With so many wars across the world, a new one supplants the previous on our TV screens and front pages. As conflicts drag on, the attention of the public moves on too.
When Russia invaded Ukraine two years ago, that war began to dominate the news cycle, displacing coverage of Myanmar, Sudan and Syria. But, as the months wore on, the Ukraine war, too, slipped from our screens. Now the war in Gaza has captured global attention, but for how long?
“You know, if you’ve covered conflict before, that the world’s focus is fickle. And there will be a point where the cameras shift. … As a journalist who becomes obviously invested and cares and talks to people and makes friendships with people when you’re on a front line, you almost feel like it is a betrayal.”
Why is it that while the human suffering never gets less tragic, we seem to have only a finite amount of empathy for the victims of conflict? And what is the effect on our creeping ambivalence?

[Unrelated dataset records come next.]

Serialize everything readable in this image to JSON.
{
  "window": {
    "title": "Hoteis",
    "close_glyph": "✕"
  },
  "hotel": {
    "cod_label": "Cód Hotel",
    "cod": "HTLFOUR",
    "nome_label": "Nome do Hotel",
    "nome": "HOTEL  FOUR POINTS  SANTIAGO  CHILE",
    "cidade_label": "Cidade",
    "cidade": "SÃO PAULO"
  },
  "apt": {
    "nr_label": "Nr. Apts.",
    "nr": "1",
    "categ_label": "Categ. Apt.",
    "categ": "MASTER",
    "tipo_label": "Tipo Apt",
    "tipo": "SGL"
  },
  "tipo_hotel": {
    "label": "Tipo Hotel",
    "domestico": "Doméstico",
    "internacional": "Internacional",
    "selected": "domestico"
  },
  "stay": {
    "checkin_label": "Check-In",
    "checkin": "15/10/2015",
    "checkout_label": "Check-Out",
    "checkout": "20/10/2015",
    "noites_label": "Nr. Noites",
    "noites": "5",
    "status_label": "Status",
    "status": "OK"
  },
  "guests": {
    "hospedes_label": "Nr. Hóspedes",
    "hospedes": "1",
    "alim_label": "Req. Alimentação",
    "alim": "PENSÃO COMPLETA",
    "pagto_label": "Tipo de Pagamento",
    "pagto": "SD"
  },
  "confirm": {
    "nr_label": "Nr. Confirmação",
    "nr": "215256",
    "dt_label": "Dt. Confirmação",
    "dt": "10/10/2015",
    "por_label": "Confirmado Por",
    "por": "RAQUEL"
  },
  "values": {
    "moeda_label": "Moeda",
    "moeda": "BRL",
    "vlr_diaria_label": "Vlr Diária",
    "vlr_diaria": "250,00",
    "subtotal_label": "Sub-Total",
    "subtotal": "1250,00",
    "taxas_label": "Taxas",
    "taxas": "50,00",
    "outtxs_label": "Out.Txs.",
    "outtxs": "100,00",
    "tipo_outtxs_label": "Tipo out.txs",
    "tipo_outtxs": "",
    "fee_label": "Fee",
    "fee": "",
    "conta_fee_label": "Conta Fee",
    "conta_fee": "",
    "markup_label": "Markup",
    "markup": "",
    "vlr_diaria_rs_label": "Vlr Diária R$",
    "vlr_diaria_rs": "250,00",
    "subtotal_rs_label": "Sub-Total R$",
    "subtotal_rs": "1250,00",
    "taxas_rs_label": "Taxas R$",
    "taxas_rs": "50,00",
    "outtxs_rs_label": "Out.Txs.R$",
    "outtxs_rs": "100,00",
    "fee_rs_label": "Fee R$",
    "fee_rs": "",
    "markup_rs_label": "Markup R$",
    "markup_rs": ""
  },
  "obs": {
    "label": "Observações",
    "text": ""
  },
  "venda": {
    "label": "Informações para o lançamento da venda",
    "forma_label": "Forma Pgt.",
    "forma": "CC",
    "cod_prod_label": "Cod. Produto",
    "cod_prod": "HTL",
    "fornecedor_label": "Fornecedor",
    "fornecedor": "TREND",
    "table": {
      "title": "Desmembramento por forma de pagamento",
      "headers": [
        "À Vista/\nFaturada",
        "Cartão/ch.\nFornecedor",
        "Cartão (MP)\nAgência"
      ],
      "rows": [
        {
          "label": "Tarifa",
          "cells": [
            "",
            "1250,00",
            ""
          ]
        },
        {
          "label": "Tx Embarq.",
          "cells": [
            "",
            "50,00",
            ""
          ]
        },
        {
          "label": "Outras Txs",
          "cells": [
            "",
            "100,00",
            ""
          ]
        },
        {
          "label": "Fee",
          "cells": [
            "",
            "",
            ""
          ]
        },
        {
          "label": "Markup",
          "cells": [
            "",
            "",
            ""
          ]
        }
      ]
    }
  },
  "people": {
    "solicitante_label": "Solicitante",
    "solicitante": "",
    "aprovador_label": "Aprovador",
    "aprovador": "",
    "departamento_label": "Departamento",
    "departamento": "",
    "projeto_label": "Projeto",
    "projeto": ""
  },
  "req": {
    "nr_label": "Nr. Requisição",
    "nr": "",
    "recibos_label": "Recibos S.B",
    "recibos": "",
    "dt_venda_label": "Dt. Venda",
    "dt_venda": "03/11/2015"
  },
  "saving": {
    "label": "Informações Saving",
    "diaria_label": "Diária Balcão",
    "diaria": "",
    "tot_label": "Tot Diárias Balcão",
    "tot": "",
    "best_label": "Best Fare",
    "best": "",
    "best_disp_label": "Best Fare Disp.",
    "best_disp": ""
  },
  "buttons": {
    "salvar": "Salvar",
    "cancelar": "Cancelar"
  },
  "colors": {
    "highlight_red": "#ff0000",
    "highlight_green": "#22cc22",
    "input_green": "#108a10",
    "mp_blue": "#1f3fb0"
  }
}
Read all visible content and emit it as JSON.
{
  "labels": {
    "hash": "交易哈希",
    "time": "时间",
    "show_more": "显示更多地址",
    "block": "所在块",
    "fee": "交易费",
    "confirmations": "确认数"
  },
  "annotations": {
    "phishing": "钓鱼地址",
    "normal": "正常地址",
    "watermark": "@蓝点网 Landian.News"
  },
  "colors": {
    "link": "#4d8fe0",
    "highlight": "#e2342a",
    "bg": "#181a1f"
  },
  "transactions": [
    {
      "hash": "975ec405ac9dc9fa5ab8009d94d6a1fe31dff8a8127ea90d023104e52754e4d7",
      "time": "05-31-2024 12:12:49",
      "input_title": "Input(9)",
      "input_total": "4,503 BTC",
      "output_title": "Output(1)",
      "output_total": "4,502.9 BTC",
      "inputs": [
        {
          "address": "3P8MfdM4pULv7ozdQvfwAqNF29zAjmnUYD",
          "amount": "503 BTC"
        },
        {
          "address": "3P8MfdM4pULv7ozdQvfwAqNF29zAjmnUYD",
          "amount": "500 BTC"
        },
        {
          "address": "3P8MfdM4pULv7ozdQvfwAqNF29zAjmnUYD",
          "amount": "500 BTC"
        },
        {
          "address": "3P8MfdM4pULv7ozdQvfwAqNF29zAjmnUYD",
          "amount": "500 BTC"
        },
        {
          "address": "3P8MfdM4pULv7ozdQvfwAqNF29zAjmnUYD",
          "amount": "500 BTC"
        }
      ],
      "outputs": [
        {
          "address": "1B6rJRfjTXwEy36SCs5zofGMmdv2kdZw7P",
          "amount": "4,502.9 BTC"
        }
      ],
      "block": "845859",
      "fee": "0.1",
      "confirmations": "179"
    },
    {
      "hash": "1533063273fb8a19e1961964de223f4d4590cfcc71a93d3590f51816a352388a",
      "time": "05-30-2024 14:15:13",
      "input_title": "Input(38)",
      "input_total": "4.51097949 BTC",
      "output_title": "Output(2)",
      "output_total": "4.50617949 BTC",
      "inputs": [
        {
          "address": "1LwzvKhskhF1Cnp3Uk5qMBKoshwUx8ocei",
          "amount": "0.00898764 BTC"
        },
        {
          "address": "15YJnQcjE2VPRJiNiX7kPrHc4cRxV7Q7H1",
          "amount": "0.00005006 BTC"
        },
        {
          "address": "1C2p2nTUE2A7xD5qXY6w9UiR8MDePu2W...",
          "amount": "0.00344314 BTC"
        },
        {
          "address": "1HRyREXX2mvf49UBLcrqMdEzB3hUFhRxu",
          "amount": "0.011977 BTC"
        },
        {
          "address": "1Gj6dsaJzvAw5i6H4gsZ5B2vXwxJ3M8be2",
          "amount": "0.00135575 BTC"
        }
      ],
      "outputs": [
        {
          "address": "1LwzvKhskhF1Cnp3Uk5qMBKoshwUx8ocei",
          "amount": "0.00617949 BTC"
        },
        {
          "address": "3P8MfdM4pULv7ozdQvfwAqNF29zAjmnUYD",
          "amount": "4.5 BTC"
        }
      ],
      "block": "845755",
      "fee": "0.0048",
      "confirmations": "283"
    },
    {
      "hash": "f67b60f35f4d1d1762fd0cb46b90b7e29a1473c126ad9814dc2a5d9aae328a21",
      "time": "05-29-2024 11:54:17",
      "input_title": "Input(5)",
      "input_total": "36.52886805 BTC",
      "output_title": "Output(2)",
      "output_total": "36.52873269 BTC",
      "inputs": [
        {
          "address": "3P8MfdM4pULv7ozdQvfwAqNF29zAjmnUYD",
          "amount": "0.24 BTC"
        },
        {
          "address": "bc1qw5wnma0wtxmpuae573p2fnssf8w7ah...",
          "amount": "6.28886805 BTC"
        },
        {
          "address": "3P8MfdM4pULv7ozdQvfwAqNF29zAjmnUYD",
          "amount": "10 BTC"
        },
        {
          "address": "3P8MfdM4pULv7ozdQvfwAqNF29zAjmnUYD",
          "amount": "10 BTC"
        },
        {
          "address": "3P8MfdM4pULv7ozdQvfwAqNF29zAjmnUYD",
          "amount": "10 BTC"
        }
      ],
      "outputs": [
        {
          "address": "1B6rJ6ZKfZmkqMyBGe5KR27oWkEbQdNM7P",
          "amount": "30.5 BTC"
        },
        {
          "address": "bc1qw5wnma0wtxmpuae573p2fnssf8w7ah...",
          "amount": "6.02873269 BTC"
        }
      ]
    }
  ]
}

For Bel Trew, chief international correspondent at The Independent, this decline in interest has become something she learns to anticipate at the start of every war she covers. “You know, if you’ve covered conflict before, that the world’s focus is fickle,” she tells New Lines’ Faisal Al Yafai. Whether in Gaza, Ukraine, Myanmar or Syria, “There will be a point where those cameras shift, the spotlight shifts. … As a journalist who becomes obviously invested and cares and talks to people, and makes friendships with people when you’re on a front line, you almost feel like it is a betrayal.”
For Trew, the importance of continuing to cover these conflicts lies in showing the full effect of war, despite knowing her audience might be mostly interested in how the conflict might affect them. “The most important thing that we can do is show people just how devastating war is, so that it’s not just turned into what’s essentially a game of armies and the playground of the battlefield. But people want to know how this is going to impact them.”
Nabih Bulos, Middle East bureau chief for the Los Angeles Times, wants his audience to understand that they often have a degree of complicity in a faraway conflict and what that actually means. “I want people to really understand what it means when a politician or a soldier says the phrase surgical strike. I want them to understand what it means when they’re going into a country or establishing a no-fly zone,” he says.
The veteran correspondents note that some conflicts are easier to report on than others, and many change as the conflict progresses. Bulos remembers the battle against the Islamic State group as offering a great deal of freedom for reporters, who could embed with different units in the Iraqi army freely.
But, as Trew notes, that’s not always the case.
“Another issue with forever wars is that access becomes quite difficult,” she says. “You end up telling the same story again and again.”
Furthermore, she notes that as conflicts progress and subsequent events can incur ever higher casualty figures, statistics can become meaningless. “We had the clearing of Rabaa,” she says, remembering the 2013 massacre of protesters by Egyptian police, in which more than 1,000 were estimated killed. “A few weeks later, there were 66 people killed in a protest, which would normally be a very high number of unarmed protesters to be killed,” Trew recalls. “Because we’d already had 1,000 [casualties], people got desensitized.”
As numbers start to lose their meaning, you have to focus on human stories, Bulos suggests. “The enormity of those figures means nothing to people, and the only way to bring it home to people is to focus on the smaller stories,” he says.